■ Instructions for the task ■
Each line of the data below that includes the string "Fragment" must be copied.

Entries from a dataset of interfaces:
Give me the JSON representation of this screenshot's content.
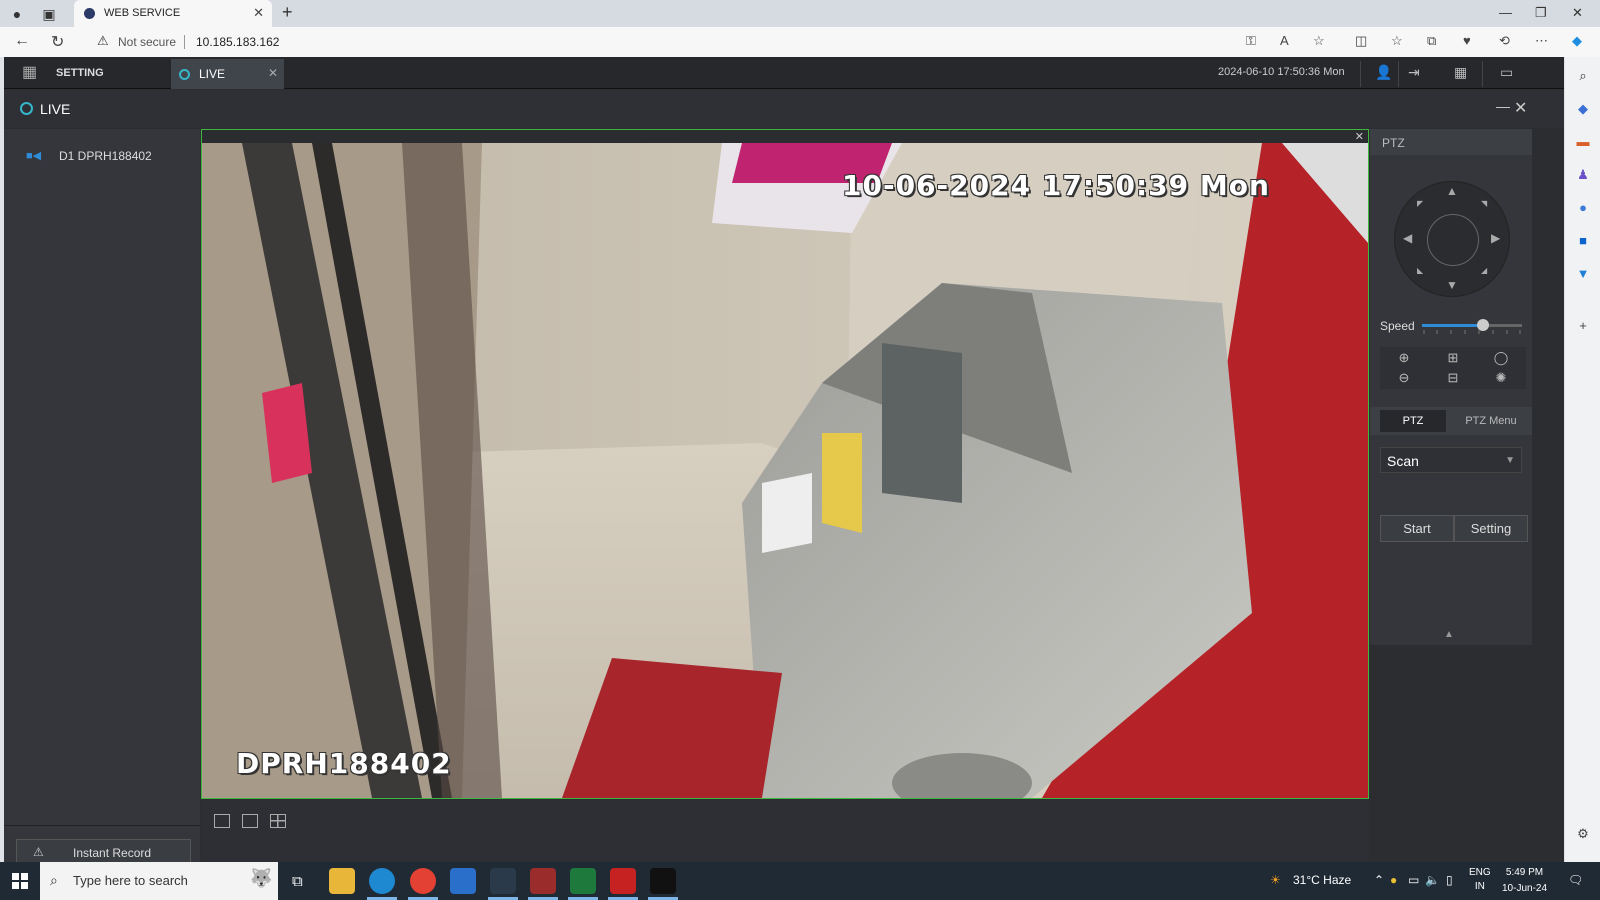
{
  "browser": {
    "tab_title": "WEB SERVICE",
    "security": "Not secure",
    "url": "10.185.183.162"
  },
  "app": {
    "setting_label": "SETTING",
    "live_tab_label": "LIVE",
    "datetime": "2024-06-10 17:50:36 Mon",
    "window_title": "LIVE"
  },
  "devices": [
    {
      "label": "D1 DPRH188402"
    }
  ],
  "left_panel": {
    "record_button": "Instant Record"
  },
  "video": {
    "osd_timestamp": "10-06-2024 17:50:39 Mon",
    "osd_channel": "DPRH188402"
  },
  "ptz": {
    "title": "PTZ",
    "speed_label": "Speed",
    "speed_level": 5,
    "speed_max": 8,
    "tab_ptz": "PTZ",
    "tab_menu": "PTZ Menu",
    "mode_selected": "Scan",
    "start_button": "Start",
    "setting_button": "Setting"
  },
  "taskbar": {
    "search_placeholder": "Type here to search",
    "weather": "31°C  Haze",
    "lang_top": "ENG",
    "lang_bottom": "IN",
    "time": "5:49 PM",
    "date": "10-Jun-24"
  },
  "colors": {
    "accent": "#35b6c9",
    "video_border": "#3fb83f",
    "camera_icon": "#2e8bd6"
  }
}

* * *

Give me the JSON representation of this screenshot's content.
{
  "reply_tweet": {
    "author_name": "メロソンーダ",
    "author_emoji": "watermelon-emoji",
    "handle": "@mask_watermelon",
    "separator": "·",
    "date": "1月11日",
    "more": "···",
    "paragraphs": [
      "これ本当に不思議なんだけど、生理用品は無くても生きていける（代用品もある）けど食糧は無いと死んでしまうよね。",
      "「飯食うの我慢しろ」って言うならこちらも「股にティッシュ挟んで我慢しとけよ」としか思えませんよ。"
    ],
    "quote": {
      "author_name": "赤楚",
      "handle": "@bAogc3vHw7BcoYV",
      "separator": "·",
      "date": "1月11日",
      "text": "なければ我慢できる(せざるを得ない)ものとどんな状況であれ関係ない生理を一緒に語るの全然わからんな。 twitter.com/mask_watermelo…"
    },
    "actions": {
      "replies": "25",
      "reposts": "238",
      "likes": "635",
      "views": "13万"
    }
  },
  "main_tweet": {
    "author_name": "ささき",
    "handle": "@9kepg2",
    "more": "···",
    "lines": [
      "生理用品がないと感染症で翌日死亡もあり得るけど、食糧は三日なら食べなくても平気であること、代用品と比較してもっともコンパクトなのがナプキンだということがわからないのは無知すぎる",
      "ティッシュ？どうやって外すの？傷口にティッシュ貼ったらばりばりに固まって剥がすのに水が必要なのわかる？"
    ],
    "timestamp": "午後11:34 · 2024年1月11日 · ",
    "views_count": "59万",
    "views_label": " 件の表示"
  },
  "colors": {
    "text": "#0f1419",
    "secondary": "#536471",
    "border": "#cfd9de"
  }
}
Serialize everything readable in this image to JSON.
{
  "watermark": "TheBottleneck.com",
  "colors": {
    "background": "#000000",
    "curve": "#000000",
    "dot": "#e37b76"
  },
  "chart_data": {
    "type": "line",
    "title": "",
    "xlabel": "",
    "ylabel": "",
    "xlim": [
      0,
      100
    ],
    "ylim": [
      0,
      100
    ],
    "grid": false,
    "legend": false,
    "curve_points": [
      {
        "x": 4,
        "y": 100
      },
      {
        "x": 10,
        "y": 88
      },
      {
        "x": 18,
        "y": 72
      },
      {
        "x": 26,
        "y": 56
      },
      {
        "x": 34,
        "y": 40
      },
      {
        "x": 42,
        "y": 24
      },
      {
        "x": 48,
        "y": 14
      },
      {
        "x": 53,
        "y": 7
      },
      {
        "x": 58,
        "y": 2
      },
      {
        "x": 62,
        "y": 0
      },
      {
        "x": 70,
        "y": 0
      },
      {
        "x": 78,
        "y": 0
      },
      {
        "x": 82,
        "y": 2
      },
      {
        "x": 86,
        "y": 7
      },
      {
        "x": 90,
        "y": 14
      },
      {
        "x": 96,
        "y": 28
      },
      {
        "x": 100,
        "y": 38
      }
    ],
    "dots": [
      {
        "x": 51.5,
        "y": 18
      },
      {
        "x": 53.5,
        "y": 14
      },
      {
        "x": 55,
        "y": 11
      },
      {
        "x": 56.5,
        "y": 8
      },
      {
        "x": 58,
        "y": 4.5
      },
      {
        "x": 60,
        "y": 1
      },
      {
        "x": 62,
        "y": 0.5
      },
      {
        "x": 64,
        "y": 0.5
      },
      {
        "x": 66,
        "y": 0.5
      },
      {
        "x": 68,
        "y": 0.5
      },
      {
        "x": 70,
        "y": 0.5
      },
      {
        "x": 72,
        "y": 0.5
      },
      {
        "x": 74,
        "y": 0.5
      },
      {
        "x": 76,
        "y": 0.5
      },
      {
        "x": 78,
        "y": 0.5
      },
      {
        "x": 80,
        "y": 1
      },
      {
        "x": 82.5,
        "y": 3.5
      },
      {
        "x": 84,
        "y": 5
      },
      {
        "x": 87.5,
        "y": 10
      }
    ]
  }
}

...

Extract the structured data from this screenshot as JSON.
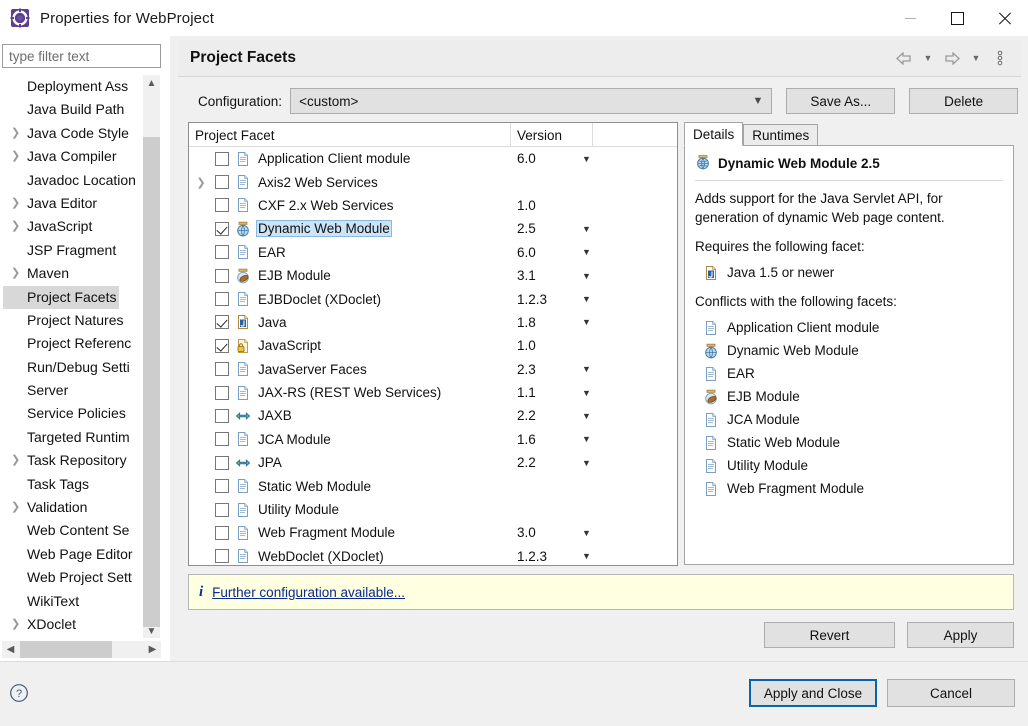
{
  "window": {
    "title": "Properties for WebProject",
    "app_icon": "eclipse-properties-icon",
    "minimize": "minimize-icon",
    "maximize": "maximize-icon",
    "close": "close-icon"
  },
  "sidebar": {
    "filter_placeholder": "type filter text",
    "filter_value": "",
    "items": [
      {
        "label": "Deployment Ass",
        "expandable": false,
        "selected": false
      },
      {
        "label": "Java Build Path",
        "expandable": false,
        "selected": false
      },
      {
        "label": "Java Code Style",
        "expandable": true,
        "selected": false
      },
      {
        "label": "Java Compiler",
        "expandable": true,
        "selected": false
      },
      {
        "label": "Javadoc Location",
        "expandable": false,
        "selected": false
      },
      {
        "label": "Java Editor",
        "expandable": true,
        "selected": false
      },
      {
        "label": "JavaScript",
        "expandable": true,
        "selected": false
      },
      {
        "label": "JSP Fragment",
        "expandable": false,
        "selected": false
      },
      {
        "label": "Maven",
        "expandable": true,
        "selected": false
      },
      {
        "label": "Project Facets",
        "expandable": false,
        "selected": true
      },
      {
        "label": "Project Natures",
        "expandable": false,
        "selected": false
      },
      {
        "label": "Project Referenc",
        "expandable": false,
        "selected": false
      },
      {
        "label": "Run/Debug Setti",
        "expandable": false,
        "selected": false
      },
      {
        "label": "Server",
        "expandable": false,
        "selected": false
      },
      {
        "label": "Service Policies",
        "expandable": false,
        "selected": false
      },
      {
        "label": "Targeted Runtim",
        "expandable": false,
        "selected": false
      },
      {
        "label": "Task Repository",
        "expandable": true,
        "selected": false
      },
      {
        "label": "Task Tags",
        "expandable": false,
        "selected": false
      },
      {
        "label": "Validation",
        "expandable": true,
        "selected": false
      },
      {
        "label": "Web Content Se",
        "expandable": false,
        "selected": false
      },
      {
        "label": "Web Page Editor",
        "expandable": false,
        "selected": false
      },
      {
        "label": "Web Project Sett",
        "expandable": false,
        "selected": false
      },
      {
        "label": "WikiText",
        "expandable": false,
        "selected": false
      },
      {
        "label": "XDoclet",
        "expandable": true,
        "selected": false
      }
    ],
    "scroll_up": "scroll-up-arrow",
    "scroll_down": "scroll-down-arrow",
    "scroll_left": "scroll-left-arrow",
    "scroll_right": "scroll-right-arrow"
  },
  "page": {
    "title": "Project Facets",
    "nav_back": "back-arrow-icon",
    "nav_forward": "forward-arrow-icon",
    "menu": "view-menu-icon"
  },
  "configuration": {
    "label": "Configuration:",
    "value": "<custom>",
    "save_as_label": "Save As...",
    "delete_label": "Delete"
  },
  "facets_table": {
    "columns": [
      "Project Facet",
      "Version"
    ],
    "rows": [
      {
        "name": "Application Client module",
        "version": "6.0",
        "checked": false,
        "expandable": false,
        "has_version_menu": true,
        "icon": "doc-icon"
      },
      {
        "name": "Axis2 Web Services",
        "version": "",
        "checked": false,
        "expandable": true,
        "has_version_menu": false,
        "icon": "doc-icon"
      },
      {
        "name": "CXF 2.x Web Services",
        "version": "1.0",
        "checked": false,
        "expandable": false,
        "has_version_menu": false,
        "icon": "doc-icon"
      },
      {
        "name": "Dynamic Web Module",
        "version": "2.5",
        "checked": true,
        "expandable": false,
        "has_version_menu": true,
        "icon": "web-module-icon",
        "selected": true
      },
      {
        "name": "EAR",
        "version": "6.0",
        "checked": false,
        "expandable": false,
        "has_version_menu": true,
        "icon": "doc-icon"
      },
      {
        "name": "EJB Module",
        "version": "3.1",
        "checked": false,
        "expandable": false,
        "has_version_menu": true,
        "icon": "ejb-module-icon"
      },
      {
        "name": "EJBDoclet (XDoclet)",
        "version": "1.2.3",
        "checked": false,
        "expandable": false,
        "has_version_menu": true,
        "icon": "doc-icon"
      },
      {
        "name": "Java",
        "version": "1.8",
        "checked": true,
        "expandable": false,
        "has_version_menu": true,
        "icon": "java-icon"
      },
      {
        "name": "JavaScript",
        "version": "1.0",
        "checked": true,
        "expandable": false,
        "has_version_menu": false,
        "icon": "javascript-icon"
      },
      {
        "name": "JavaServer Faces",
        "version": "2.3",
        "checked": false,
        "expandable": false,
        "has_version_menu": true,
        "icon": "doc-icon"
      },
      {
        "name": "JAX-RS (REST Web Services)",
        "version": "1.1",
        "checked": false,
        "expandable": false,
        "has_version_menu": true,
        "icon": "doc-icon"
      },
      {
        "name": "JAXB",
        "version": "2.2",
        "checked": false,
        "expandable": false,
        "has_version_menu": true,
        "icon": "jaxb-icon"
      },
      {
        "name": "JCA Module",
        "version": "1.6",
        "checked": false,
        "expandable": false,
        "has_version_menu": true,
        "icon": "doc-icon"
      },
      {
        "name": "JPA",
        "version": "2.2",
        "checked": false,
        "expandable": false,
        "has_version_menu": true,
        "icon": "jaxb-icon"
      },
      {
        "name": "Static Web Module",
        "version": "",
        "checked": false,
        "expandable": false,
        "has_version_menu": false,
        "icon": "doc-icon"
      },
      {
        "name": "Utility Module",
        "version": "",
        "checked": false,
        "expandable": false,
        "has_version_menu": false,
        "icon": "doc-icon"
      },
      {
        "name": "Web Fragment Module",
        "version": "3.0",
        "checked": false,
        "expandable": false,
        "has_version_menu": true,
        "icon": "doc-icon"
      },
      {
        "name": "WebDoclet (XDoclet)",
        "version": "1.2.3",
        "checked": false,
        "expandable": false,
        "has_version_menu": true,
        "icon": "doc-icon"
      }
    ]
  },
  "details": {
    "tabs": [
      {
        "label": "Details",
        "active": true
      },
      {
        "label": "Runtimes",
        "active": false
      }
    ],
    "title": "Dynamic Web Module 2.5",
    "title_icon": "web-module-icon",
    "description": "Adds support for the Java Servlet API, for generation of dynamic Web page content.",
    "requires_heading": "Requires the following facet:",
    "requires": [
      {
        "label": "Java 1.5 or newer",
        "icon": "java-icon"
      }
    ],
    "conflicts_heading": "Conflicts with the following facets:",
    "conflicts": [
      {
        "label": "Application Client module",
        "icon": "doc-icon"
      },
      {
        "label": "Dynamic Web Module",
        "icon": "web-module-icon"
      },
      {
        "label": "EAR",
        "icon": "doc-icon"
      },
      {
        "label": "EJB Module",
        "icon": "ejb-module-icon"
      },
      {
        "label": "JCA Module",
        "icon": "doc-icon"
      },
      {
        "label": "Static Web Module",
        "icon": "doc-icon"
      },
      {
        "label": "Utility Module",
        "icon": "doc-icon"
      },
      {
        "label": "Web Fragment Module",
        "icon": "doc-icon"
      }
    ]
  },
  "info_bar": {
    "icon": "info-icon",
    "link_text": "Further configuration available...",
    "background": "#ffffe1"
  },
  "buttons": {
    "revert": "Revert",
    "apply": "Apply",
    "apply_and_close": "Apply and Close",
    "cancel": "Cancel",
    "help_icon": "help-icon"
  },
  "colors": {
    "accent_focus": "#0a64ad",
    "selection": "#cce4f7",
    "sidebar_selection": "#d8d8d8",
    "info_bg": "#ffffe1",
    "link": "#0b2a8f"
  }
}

■ Your solution ■
        "label": "JSP Fragment",
        "name": "Web Fragment Module",
        "label": "Web Fragment Module",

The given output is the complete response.